• [What you are asked to do] Begin at the line that holds "What's the underlying" and copy each line exactly until the data below ends, including that last line but no pictures.

• [Entries supplied]
___
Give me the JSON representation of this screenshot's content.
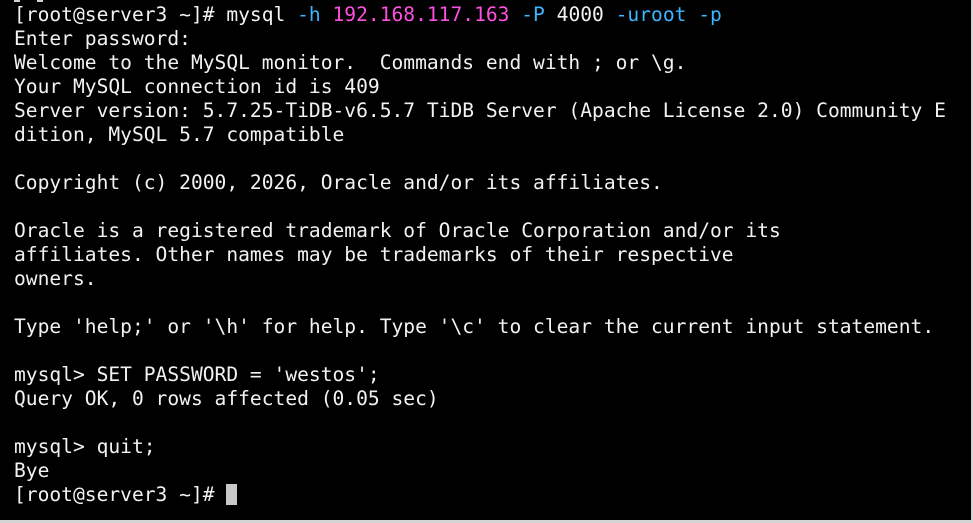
{
  "terminal": {
    "lines": [
      [
        {
          "t": "[root@server3 ~]# mysql ",
          "c": "default"
        },
        {
          "t": "-h ",
          "c": "flag"
        },
        {
          "t": "192.168.117.163",
          "c": "host"
        },
        {
          "t": " ",
          "c": "default"
        },
        {
          "t": "-P ",
          "c": "flag"
        },
        {
          "t": "4000",
          "c": "num"
        },
        {
          "t": " ",
          "c": "default"
        },
        {
          "t": "-uroot",
          "c": "flag"
        },
        {
          "t": " ",
          "c": "default"
        },
        {
          "t": "-p",
          "c": "flag"
        }
      ],
      [
        {
          "t": "Enter password:",
          "c": "default"
        }
      ],
      [
        {
          "t": "Welcome to the MySQL monitor.  Commands end with ; or \\g.",
          "c": "default"
        }
      ],
      [
        {
          "t": "Your MySQL connection id is 409",
          "c": "default"
        }
      ],
      [
        {
          "t": "Server version: 5.7.25-TiDB-v6.5.7 TiDB Server (Apache License 2.0) Community E",
          "c": "default"
        }
      ],
      [
        {
          "t": "dition, MySQL 5.7 compatible",
          "c": "default"
        }
      ],
      [
        {
          "t": "",
          "c": "default"
        }
      ],
      [
        {
          "t": "Copyright (c) 2000, 2026, Oracle and/or its affiliates.",
          "c": "default"
        }
      ],
      [
        {
          "t": "",
          "c": "default"
        }
      ],
      [
        {
          "t": "Oracle is a registered trademark of Oracle Corporation and/or its",
          "c": "default"
        }
      ],
      [
        {
          "t": "affiliates. Other names may be trademarks of their respective",
          "c": "default"
        }
      ],
      [
        {
          "t": "owners.",
          "c": "default"
        }
      ],
      [
        {
          "t": "",
          "c": "default"
        }
      ],
      [
        {
          "t": "Type 'help;' or '\\h' for help. Type '\\c' to clear the current input statement.",
          "c": "default"
        }
      ],
      [
        {
          "t": "",
          "c": "default"
        }
      ],
      [
        {
          "t": "mysql> SET PASSWORD = 'westos';",
          "c": "default"
        }
      ],
      [
        {
          "t": "Query OK, 0 rows affected (0.05 sec)",
          "c": "default"
        }
      ],
      [
        {
          "t": "",
          "c": "default"
        }
      ],
      [
        {
          "t": "mysql> quit;",
          "c": "default"
        }
      ],
      [
        {
          "t": "Bye",
          "c": "default"
        }
      ],
      [
        {
          "t": "[root@server3 ~]# ",
          "c": "default",
          "cursor": true
        }
      ]
    ],
    "colors": {
      "background": "#000000",
      "text": "#f2f2f2",
      "flag": "#3db5ff",
      "host": "#ff4fe1",
      "cursor": "#c8c8c8",
      "border": "#d4d4d4"
    }
  }
}
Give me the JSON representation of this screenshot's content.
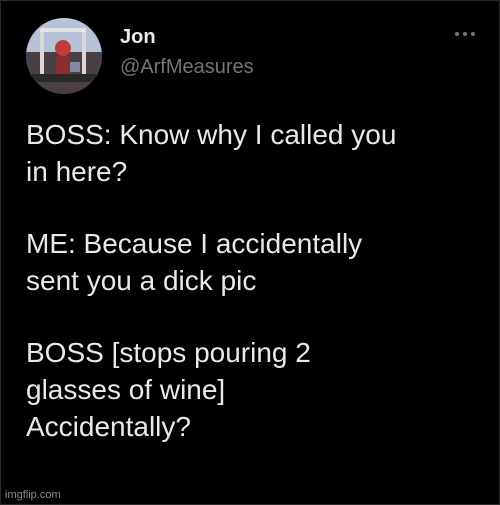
{
  "author": {
    "name": "Jon",
    "handle": "@ArfMeasures"
  },
  "menu": {
    "icon": "more-horizontal-icon"
  },
  "tweet": {
    "paragraphs": [
      "BOSS: Know why I called you\nin here?",
      "ME: Because I accidentally\nsent you a dick pic",
      "BOSS [stops pouring 2\nglasses of wine]\nAccidentally?"
    ]
  },
  "watermark": "imgflip.com",
  "colors": {
    "background": "#000000",
    "text": "#e7e9ea",
    "muted": "#71767b"
  }
}
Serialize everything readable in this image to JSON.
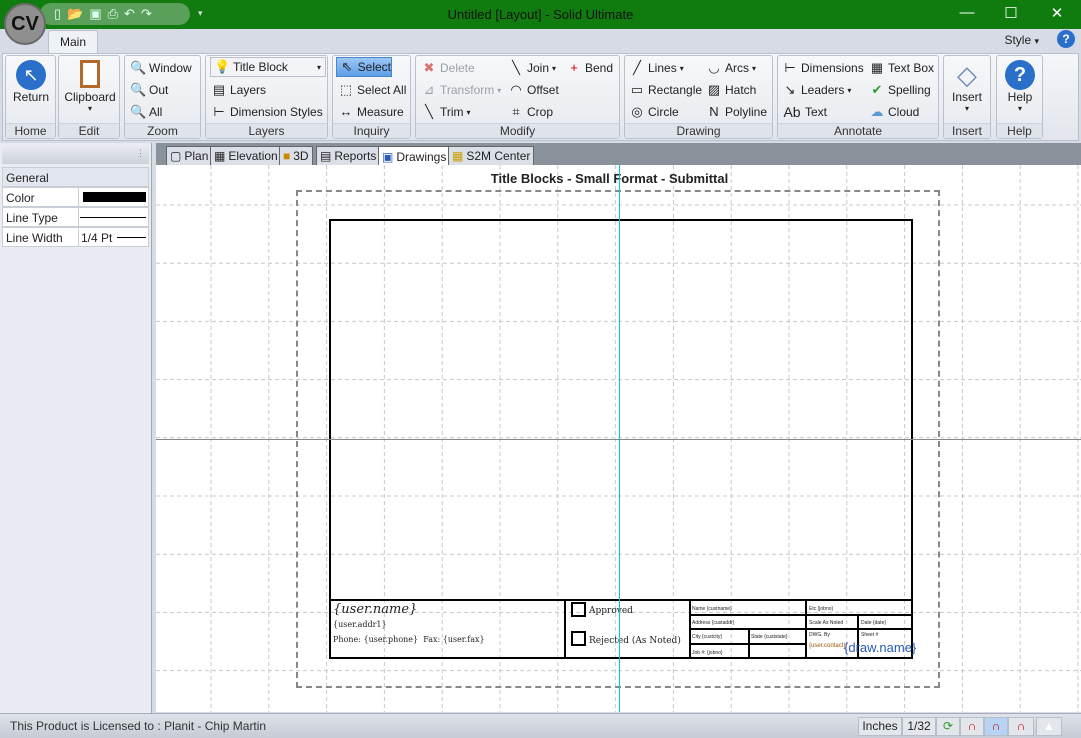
{
  "window": {
    "title": "Untitled [Layout] - Solid Ultimate",
    "logo": "CV",
    "accent": "#107c10"
  },
  "ribbon_tab": "Main",
  "style_label": "Style",
  "help_icon": "?",
  "groups": {
    "home": "Home",
    "edit": "Edit",
    "zoom": "Zoom",
    "layers": "Layers",
    "inquiry": "Inquiry",
    "modify": "Modify",
    "drawing": "Drawing",
    "annotate": "Annotate",
    "insert": "Insert",
    "help": "Help"
  },
  "buttons": {
    "return": "Return",
    "clipboard": "Clipboard",
    "window": "Window",
    "out": "Out",
    "all": "All",
    "layer_select": "Title Block",
    "layers": "Layers",
    "dimension_styles": "Dimension Styles",
    "select": "Select",
    "select_all": "Select All",
    "measure": "Measure",
    "delete": "Delete",
    "transform": "Transform",
    "trim": "Trim",
    "join": "Join",
    "offset": "Offset",
    "crop": "Crop",
    "bend": "Bend",
    "lines": "Lines",
    "rectangle": "Rectangle",
    "circle": "Circle",
    "arcs": "Arcs",
    "hatch": "Hatch",
    "polyline": "Polyline",
    "dimensions": "Dimensions",
    "leaders": "Leaders",
    "text": "Text",
    "text_box": "Text Box",
    "spelling": "Spelling",
    "cloud": "Cloud",
    "insert": "Insert",
    "help": "Help"
  },
  "properties": {
    "section": "General",
    "rows": [
      {
        "label": "Color",
        "value": ""
      },
      {
        "label": "Line Type",
        "value": ""
      },
      {
        "label": "Line Width",
        "value": "1/4 Pt"
      }
    ],
    "color_value": "#000000"
  },
  "view_tabs": [
    "Plan",
    "Elevation",
    "3D",
    "Reports",
    "Drawings",
    "S2M Center"
  ],
  "active_tab": "Drawings",
  "drawing": {
    "title": "Title Blocks - Small Format - Submittal",
    "user_name": "{user.name}",
    "user_addr": "{user.addr1}",
    "phone_line": "Phone: {user.phone}  Fax: {user.fax}",
    "approved": "Approved",
    "rejected": "Rejected (As Noted)",
    "fields": {
      "name": "Name {custname}",
      "address": "Address {custaddr}",
      "city": "City {custcity}",
      "state": "State {custstate}",
      "job": "Job #: {jobno}",
      "etc": "Etc {jobno}",
      "scale": "Scale As Noted",
      "date": "Date {date}",
      "dwg_by": "DWG. By",
      "sheet": "Sheet #",
      "user_contact": "{user.contact}",
      "draw_name": "{draw.name}"
    }
  },
  "status": {
    "license": "This Product is Licensed to : Planit - Chip Martin",
    "units": "Inches",
    "precision": "1/32"
  }
}
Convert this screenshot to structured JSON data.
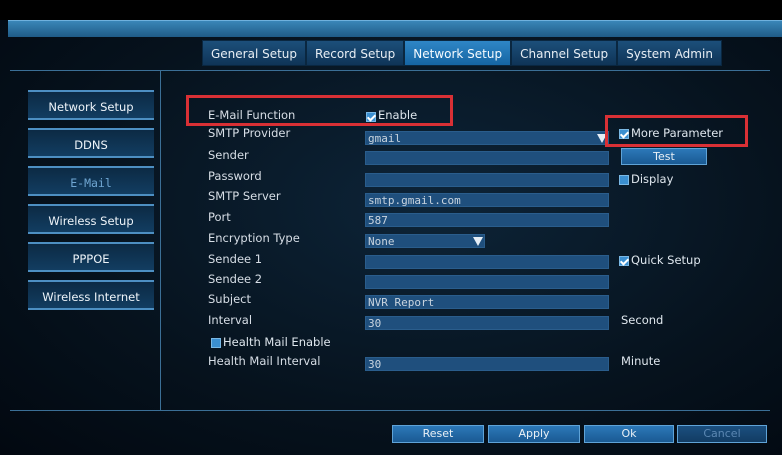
{
  "tabs": [
    "General Setup",
    "Record Setup",
    "Network Setup",
    "Channel Setup",
    "System Admin"
  ],
  "active_tab": "Network Setup",
  "sidebar": {
    "items": [
      "Network Setup",
      "DDNS",
      "E-Mail",
      "Wireless Setup",
      "PPPOE",
      "Wireless Internet"
    ],
    "active": "E-Mail"
  },
  "email": {
    "function_label": "E-Mail Function",
    "enable_label": "Enable",
    "enable_checked": true,
    "smtp_provider_label": "SMTP Provider",
    "smtp_provider_value": "gmail",
    "more_parameter_label": "More Parameter",
    "more_parameter_checked": true,
    "sender_label": "Sender",
    "sender_value": "",
    "test_label": "Test",
    "password_label": "Password",
    "password_value": "",
    "display_label": "Display",
    "display_checked": false,
    "smtp_server_label": "SMTP Server",
    "smtp_server_value": "smtp.gmail.com",
    "port_label": "Port",
    "port_value": "587",
    "encryption_label": "Encryption Type",
    "encryption_value": "None",
    "sendee1_label": "Sendee 1",
    "sendee1_value": "",
    "quick_setup_label": "Quick Setup",
    "quick_setup_checked": true,
    "sendee2_label": "Sendee 2",
    "sendee2_value": "",
    "subject_label": "Subject",
    "subject_value": "NVR Report",
    "interval_label": "Interval",
    "interval_value": "30",
    "interval_unit": "Second",
    "health_enable_label": "Health Mail Enable",
    "health_enable_checked": false,
    "health_interval_label": "Health Mail Interval",
    "health_interval_value": "30",
    "health_interval_unit": "Minute"
  },
  "buttons": {
    "reset": "Reset",
    "apply": "Apply",
    "ok": "Ok",
    "cancel": "Cancel"
  },
  "colors": {
    "highlight": "#d93035",
    "accent": "#2f86c6",
    "field": "#1f4f7d"
  }
}
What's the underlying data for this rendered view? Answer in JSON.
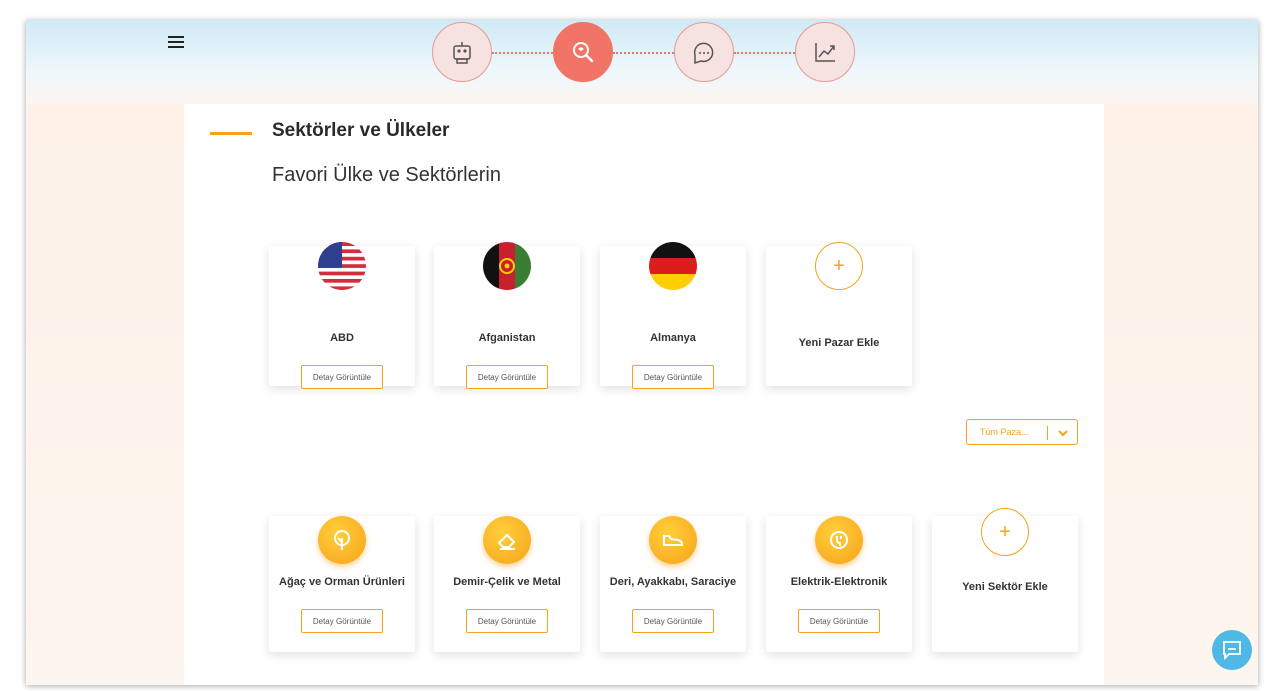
{
  "header": {
    "steps": [
      {
        "icon": "robot-icon",
        "active": false
      },
      {
        "icon": "search-box-icon",
        "active": true
      },
      {
        "icon": "chat-bubble-icon",
        "active": false
      },
      {
        "icon": "trend-chart-icon",
        "active": false
      }
    ]
  },
  "page": {
    "title": "Sektörler ve Ülkeler",
    "subtitle": "Favori Ülke ve Sektörlerin"
  },
  "markets": [
    {
      "name": "ABD",
      "button": "Detay Görüntüle",
      "icon": "usa-flag-icon"
    },
    {
      "name": "Afganistan",
      "button": "Detay Görüntüle",
      "icon": "afghanistan-flag-icon"
    },
    {
      "name": "Almanya",
      "button": "Detay Görüntüle",
      "icon": "germany-flag-icon"
    },
    {
      "name": "Yeni Pazar Ekle",
      "icon": "plus-icon"
    }
  ],
  "filter": {
    "selected": "Tüm Paza..."
  },
  "sectors": [
    {
      "name": "Ağaç ve Orman Ürünleri",
      "button": "Detay Görüntüle",
      "icon": "tree-icon"
    },
    {
      "name": "Demir-Çelik ve Metal",
      "button": "Detay Görüntüle",
      "icon": "metal-eraser-icon"
    },
    {
      "name": "Deri, Ayakkabı, Saraciye",
      "button": "Detay Görüntüle",
      "icon": "shoe-icon"
    },
    {
      "name": "Elektrik-Elektronik",
      "button": "Detay Görüntüle",
      "icon": "power-plug-icon"
    },
    {
      "name": "Yeni Sektör Ekle",
      "icon": "plus-icon"
    }
  ],
  "colors": {
    "accent": "#f7a21b",
    "step_active": "#f27466",
    "chat": "#4fb8e6"
  }
}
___
• [Response]
What's the underlying data for this rendered view? Answer in JSON.
{
  "header": {
    "steps": [
      {
        "icon": "robot-icon",
        "active": false
      },
      {
        "icon": "search-box-icon",
        "active": true
      },
      {
        "icon": "chat-bubble-icon",
        "active": false
      },
      {
        "icon": "trend-chart-icon",
        "active": false
      }
    ]
  },
  "page": {
    "title": "Sektörler ve Ülkeler",
    "subtitle": "Favori Ülke ve Sektörlerin"
  },
  "markets": [
    {
      "name": "ABD",
      "button": "Detay Görüntüle",
      "icon": "usa-flag-icon"
    },
    {
      "name": "Afganistan",
      "button": "Detay Görüntüle",
      "icon": "afghanistan-flag-icon"
    },
    {
      "name": "Almanya",
      "button": "Detay Görüntüle",
      "icon": "germany-flag-icon"
    },
    {
      "name": "Yeni Pazar Ekle",
      "icon": "plus-icon"
    }
  ],
  "filter": {
    "selected": "Tüm Paza..."
  },
  "sectors": [
    {
      "name": "Ağaç ve Orman Ürünleri",
      "button": "Detay Görüntüle",
      "icon": "tree-icon"
    },
    {
      "name": "Demir-Çelik ve Metal",
      "button": "Detay Görüntüle",
      "icon": "metal-eraser-icon"
    },
    {
      "name": "Deri, Ayakkabı, Saraciye",
      "button": "Detay Görüntüle",
      "icon": "shoe-icon"
    },
    {
      "name": "Elektrik-Elektronik",
      "button": "Detay Görüntüle",
      "icon": "power-plug-icon"
    },
    {
      "name": "Yeni Sektör Ekle",
      "icon": "plus-icon"
    }
  ],
  "colors": {
    "accent": "#f7a21b",
    "step_active": "#f27466",
    "chat": "#4fb8e6"
  }
}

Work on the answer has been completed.